(App and web page records)
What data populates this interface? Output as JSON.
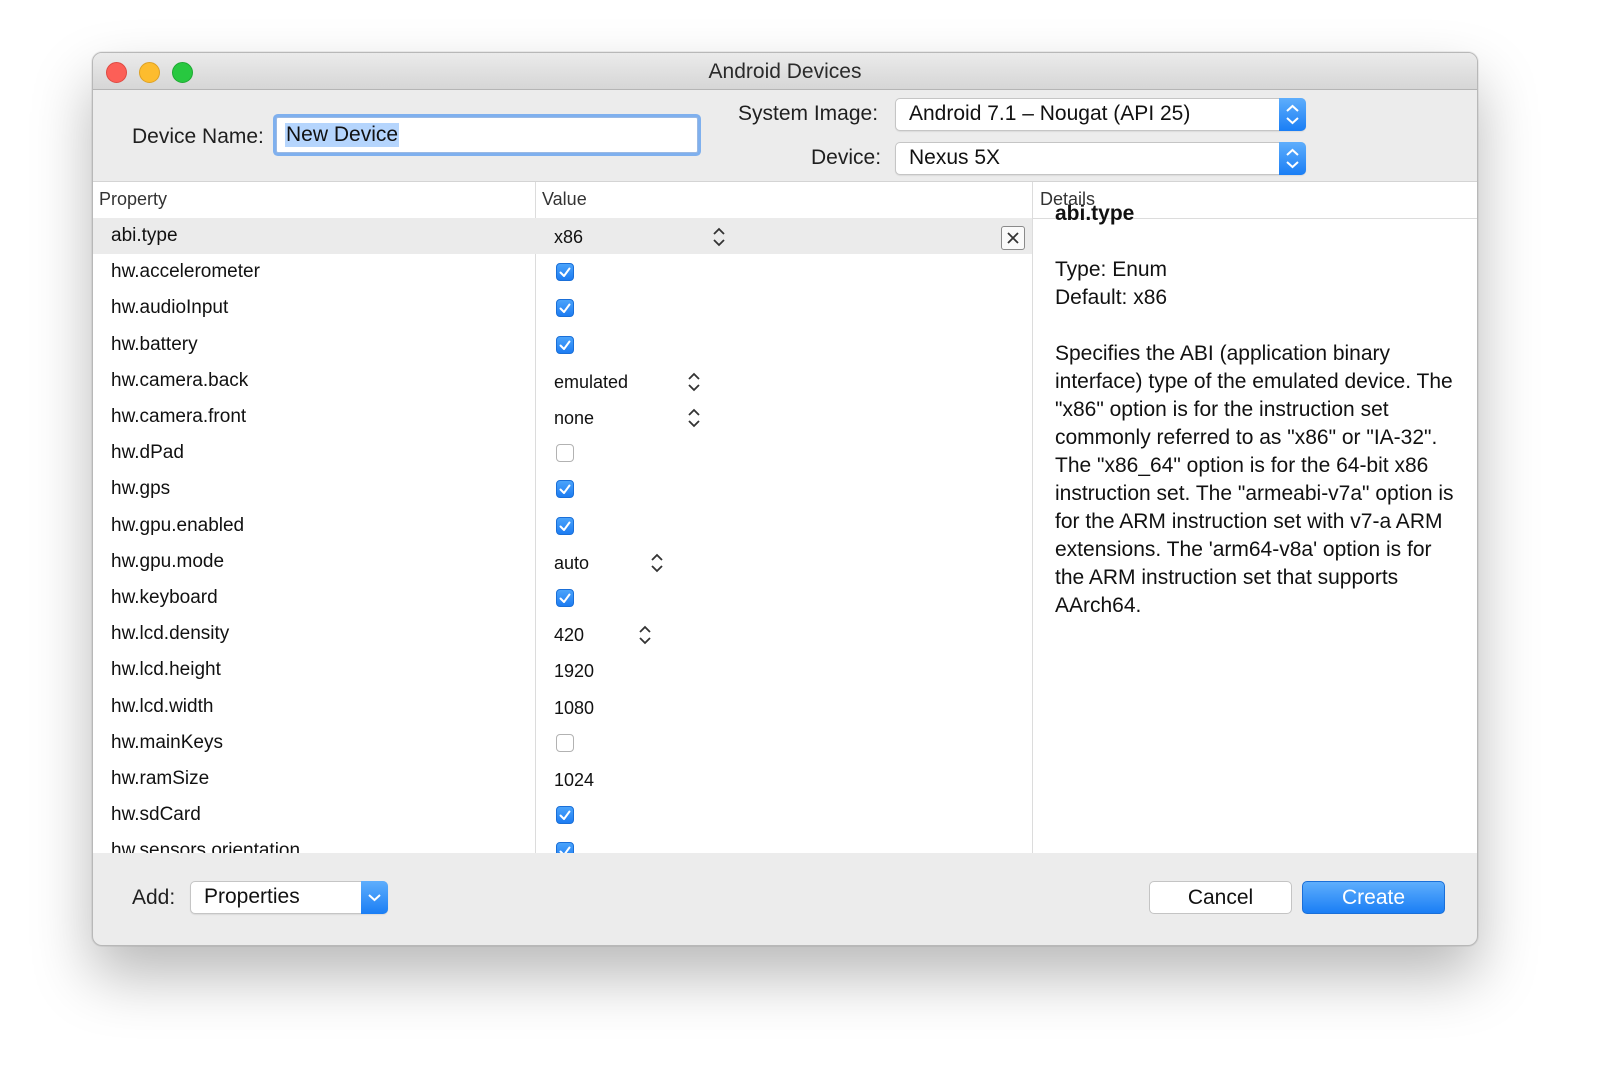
{
  "window": {
    "title": "Android Devices"
  },
  "form": {
    "device_name_label": "Device Name:",
    "device_name_value": "New Device",
    "system_image_label": "System Image:",
    "system_image_value": "Android 7.1 – Nougat (API 25)",
    "device_label": "Device:",
    "device_value": "Nexus 5X"
  },
  "table": {
    "headers": {
      "property": "Property",
      "value": "Value",
      "details": "Details"
    },
    "rows": [
      {
        "property": "abi.type",
        "kind": "enum",
        "value": "x86",
        "selected": true
      },
      {
        "property": "hw.accelerometer",
        "kind": "bool",
        "checked": true
      },
      {
        "property": "hw.audioInput",
        "kind": "bool",
        "checked": true
      },
      {
        "property": "hw.battery",
        "kind": "bool",
        "checked": true
      },
      {
        "property": "hw.camera.back",
        "kind": "enum",
        "value": "emulated"
      },
      {
        "property": "hw.camera.front",
        "kind": "enum",
        "value": "none"
      },
      {
        "property": "hw.dPad",
        "kind": "bool",
        "checked": false
      },
      {
        "property": "hw.gps",
        "kind": "bool",
        "checked": true
      },
      {
        "property": "hw.gpu.enabled",
        "kind": "bool",
        "checked": true
      },
      {
        "property": "hw.gpu.mode",
        "kind": "enum",
        "value": "auto"
      },
      {
        "property": "hw.keyboard",
        "kind": "bool",
        "checked": true
      },
      {
        "property": "hw.lcd.density",
        "kind": "enum",
        "value": "420"
      },
      {
        "property": "hw.lcd.height",
        "kind": "text",
        "value": "1920"
      },
      {
        "property": "hw.lcd.width",
        "kind": "text",
        "value": "1080"
      },
      {
        "property": "hw.mainKeys",
        "kind": "bool",
        "checked": false
      },
      {
        "property": "hw.ramSize",
        "kind": "text",
        "value": "1024"
      },
      {
        "property": "hw.sdCard",
        "kind": "bool",
        "checked": true
      },
      {
        "property": "hw.sensors.orientation",
        "kind": "bool",
        "checked": true
      }
    ]
  },
  "details": {
    "title": "abi.type",
    "type_line": "Type: Enum",
    "default_line": "Default: x86",
    "description": "Specifies the ABI (application binary interface) type of the emulated device. The \"x86\" option is for the instruction set commonly referred to as \"x86\" or \"IA-32\". The \"x86_64\" option is for the 64-bit x86 instruction set. The \"armeabi-v7a\" option is for the ARM instruction set with v7-a ARM extensions. The 'arm64-v8a' option is for the ARM instruction set that supports AArch64."
  },
  "footer": {
    "add_label": "Add:",
    "add_value": "Properties",
    "cancel_label": "Cancel",
    "create_label": "Create"
  },
  "colors": {
    "accent": "#1a7ef5",
    "selection": "#b5d5fd",
    "row_selected": "#ebebeb"
  },
  "icons": {
    "stepper": "chevron-up-down-icon",
    "clear": "close-icon",
    "popup": "chevron-down-icon"
  }
}
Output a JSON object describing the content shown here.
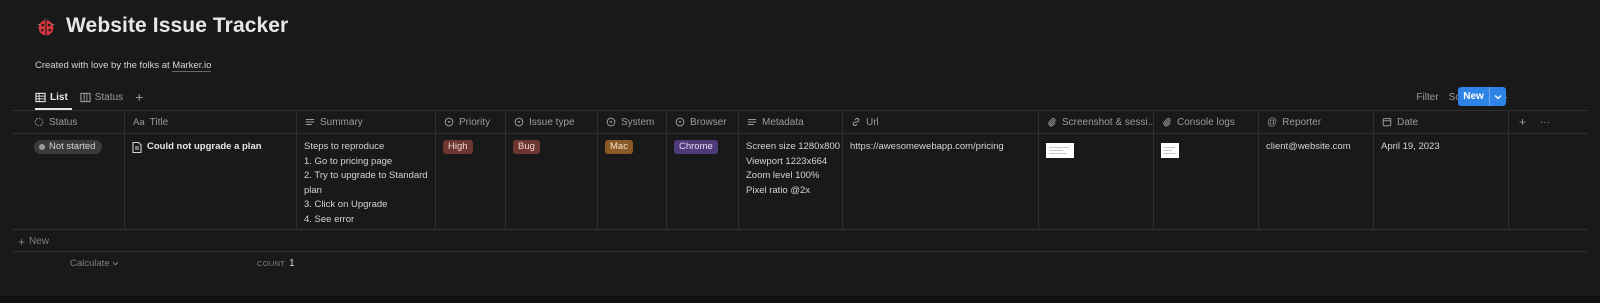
{
  "page": {
    "title": "Website Issue Tracker",
    "subtitle_prefix": "Created with love by the folks at ",
    "subtitle_link": "Marker.io"
  },
  "views": {
    "tabs": [
      {
        "label": "List",
        "active": true
      },
      {
        "label": "Status",
        "active": false
      }
    ],
    "add": "+"
  },
  "toolbar": {
    "filter": "Filter",
    "sort": "Sort",
    "more": "···",
    "new_label": "New"
  },
  "columns": [
    {
      "label": "Status",
      "icon": "status-icon"
    },
    {
      "label": "Title",
      "icon": "text-aa-icon"
    },
    {
      "label": "Summary",
      "icon": "lines-icon"
    },
    {
      "label": "Priority",
      "icon": "select-icon"
    },
    {
      "label": "Issue type",
      "icon": "select-icon"
    },
    {
      "label": "System",
      "icon": "select-icon"
    },
    {
      "label": "Browser",
      "icon": "select-icon"
    },
    {
      "label": "Metadata",
      "icon": "lines-icon"
    },
    {
      "label": "Url",
      "icon": "link-icon"
    },
    {
      "label": "Screenshot & sessi...",
      "icon": "paperclip-icon"
    },
    {
      "label": "Console logs",
      "icon": "paperclip-icon"
    },
    {
      "label": "Reporter",
      "icon": "at-icon"
    },
    {
      "label": "Date",
      "icon": "calendar-icon"
    }
  ],
  "header_actions": {
    "add": "+",
    "more": "···"
  },
  "rows": [
    {
      "status": "Not started",
      "title": "Could not upgrade a plan",
      "summary": [
        "Steps to reproduce",
        "1. Go to pricing page",
        "2. Try to upgrade to Standard",
        "plan",
        "3. Click on Upgrade",
        "4. See error"
      ],
      "priority": "High",
      "issue_type": "Bug",
      "system": "Mac",
      "browser": "Chrome",
      "metadata": [
        "Screen size 1280x800",
        "Viewport 1223x664",
        "Zoom level 100%",
        "Pixel ratio @2x"
      ],
      "url": "https://awesomewebapp.com/pricing",
      "reporter": "client@website.com",
      "date": "April 19, 2023"
    }
  ],
  "footer": {
    "new_row": "New",
    "calculate": "Calculate",
    "count_label": "COUNT",
    "count_value": "1"
  },
  "colors": {
    "priority_high": "#6e3630",
    "issue_bug": "#6e3630",
    "system_mac": "#8a5a26",
    "browser_chrome": "#4f3a7a",
    "accent": "#2e83e6"
  }
}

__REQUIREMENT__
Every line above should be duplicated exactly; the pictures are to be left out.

__RESULT OF THE TASK__
What data populates this interface? Output as JSON.
{
  "window": {
    "title": "Android Devices"
  },
  "form": {
    "device_name_label": "Device Name:",
    "device_name_value": "New Device",
    "system_image_label": "System Image:",
    "system_image_value": "Android 7.1 – Nougat (API 25)",
    "device_label": "Device:",
    "device_value": "Nexus 5X"
  },
  "table": {
    "headers": {
      "property": "Property",
      "value": "Value",
      "details": "Details"
    },
    "rows": [
      {
        "property": "abi.type",
        "kind": "enum",
        "value": "x86",
        "selected": true
      },
      {
        "property": "hw.accelerometer",
        "kind": "bool",
        "checked": true
      },
      {
        "property": "hw.audioInput",
        "kind": "bool",
        "checked": true
      },
      {
        "property": "hw.battery",
        "kind": "bool",
        "checked": true
      },
      {
        "property": "hw.camera.back",
        "kind": "enum",
        "value": "emulated"
      },
      {
        "property": "hw.camera.front",
        "kind": "enum",
        "value": "none"
      },
      {
        "property": "hw.dPad",
        "kind": "bool",
        "checked": false
      },
      {
        "property": "hw.gps",
        "kind": "bool",
        "checked": true
      },
      {
        "property": "hw.gpu.enabled",
        "kind": "bool",
        "checked": true
      },
      {
        "property": "hw.gpu.mode",
        "kind": "enum",
        "value": "auto"
      },
      {
        "property": "hw.keyboard",
        "kind": "bool",
        "checked": true
      },
      {
        "property": "hw.lcd.density",
        "kind": "enum",
        "value": "420"
      },
      {
        "property": "hw.lcd.height",
        "kind": "text",
        "value": "1920"
      },
      {
        "property": "hw.lcd.width",
        "kind": "text",
        "value": "1080"
      },
      {
        "property": "hw.mainKeys",
        "kind": "bool",
        "checked": false
      },
      {
        "property": "hw.ramSize",
        "kind": "text",
        "value": "1024"
      },
      {
        "property": "hw.sdCard",
        "kind": "bool",
        "checked": true
      },
      {
        "property": "hw.sensors.orientation",
        "kind": "bool",
        "checked": true
      }
    ]
  },
  "details": {
    "title": "abi.type",
    "type_line": "Type: Enum",
    "default_line": "Default: x86",
    "description": "Specifies the ABI (application binary interface) type of the emulated device. The \"x86\" option is for the instruction set commonly referred to as \"x86\" or \"IA-32\". The \"x86_64\" option is for the 64-bit x86 instruction set. The \"armeabi-v7a\" option is for the ARM instruction set with v7-a ARM extensions. The 'arm64-v8a' option is for the ARM instruction set that supports AArch64."
  },
  "footer": {
    "add_label": "Add:",
    "add_value": "Properties",
    "cancel_label": "Cancel",
    "create_label": "Create"
  },
  "colors": {
    "accent": "#1a7ef5",
    "selection": "#b5d5fd",
    "row_selected": "#ebebeb"
  },
  "icons": {
    "stepper": "chevron-up-down-icon",
    "clear": "close-icon",
    "popup": "chevron-down-icon"
  }
}
Output a JSON object describing the content shown here.
{
  "page": {
    "title": "Website Issue Tracker",
    "subtitle_prefix": "Created with love by the folks at ",
    "subtitle_link": "Marker.io"
  },
  "views": {
    "tabs": [
      {
        "label": "List",
        "active": true
      },
      {
        "label": "Status",
        "active": false
      }
    ],
    "add": "+"
  },
  "toolbar": {
    "filter": "Filter",
    "sort": "Sort",
    "more": "···",
    "new_label": "New"
  },
  "columns": [
    {
      "label": "Status",
      "icon": "status-icon"
    },
    {
      "label": "Title",
      "icon": "text-aa-icon"
    },
    {
      "label": "Summary",
      "icon": "lines-icon"
    },
    {
      "label": "Priority",
      "icon": "select-icon"
    },
    {
      "label": "Issue type",
      "icon": "select-icon"
    },
    {
      "label": "System",
      "icon": "select-icon"
    },
    {
      "label": "Browser",
      "icon": "select-icon"
    },
    {
      "label": "Metadata",
      "icon": "lines-icon"
    },
    {
      "label": "Url",
      "icon": "link-icon"
    },
    {
      "label": "Screenshot & sessi...",
      "icon": "paperclip-icon"
    },
    {
      "label": "Console logs",
      "icon": "paperclip-icon"
    },
    {
      "label": "Reporter",
      "icon": "at-icon"
    },
    {
      "label": "Date",
      "icon": "calendar-icon"
    }
  ],
  "header_actions": {
    "add": "+",
    "more": "···"
  },
  "rows": [
    {
      "status": "Not started",
      "title": "Could not upgrade a plan",
      "summary": [
        "Steps to reproduce",
        "1. Go to pricing page",
        "2. Try to upgrade to Standard",
        "plan",
        "3. Click on Upgrade",
        "4. See error"
      ],
      "priority": "High",
      "issue_type": "Bug",
      "system": "Mac",
      "browser": "Chrome",
      "metadata": [
        "Screen size 1280x800",
        "Viewport 1223x664",
        "Zoom level 100%",
        "Pixel ratio @2x"
      ],
      "url": "https://awesomewebapp.com/pricing",
      "reporter": "client@website.com",
      "date": "April 19, 2023"
    }
  ],
  "footer": {
    "new_row": "New",
    "calculate": "Calculate",
    "count_label": "COUNT",
    "count_value": "1"
  },
  "colors": {
    "priority_high": "#6e3630",
    "issue_bug": "#6e3630",
    "system_mac": "#8a5a26",
    "browser_chrome": "#4f3a7a",
    "accent": "#2e83e6"
  }
}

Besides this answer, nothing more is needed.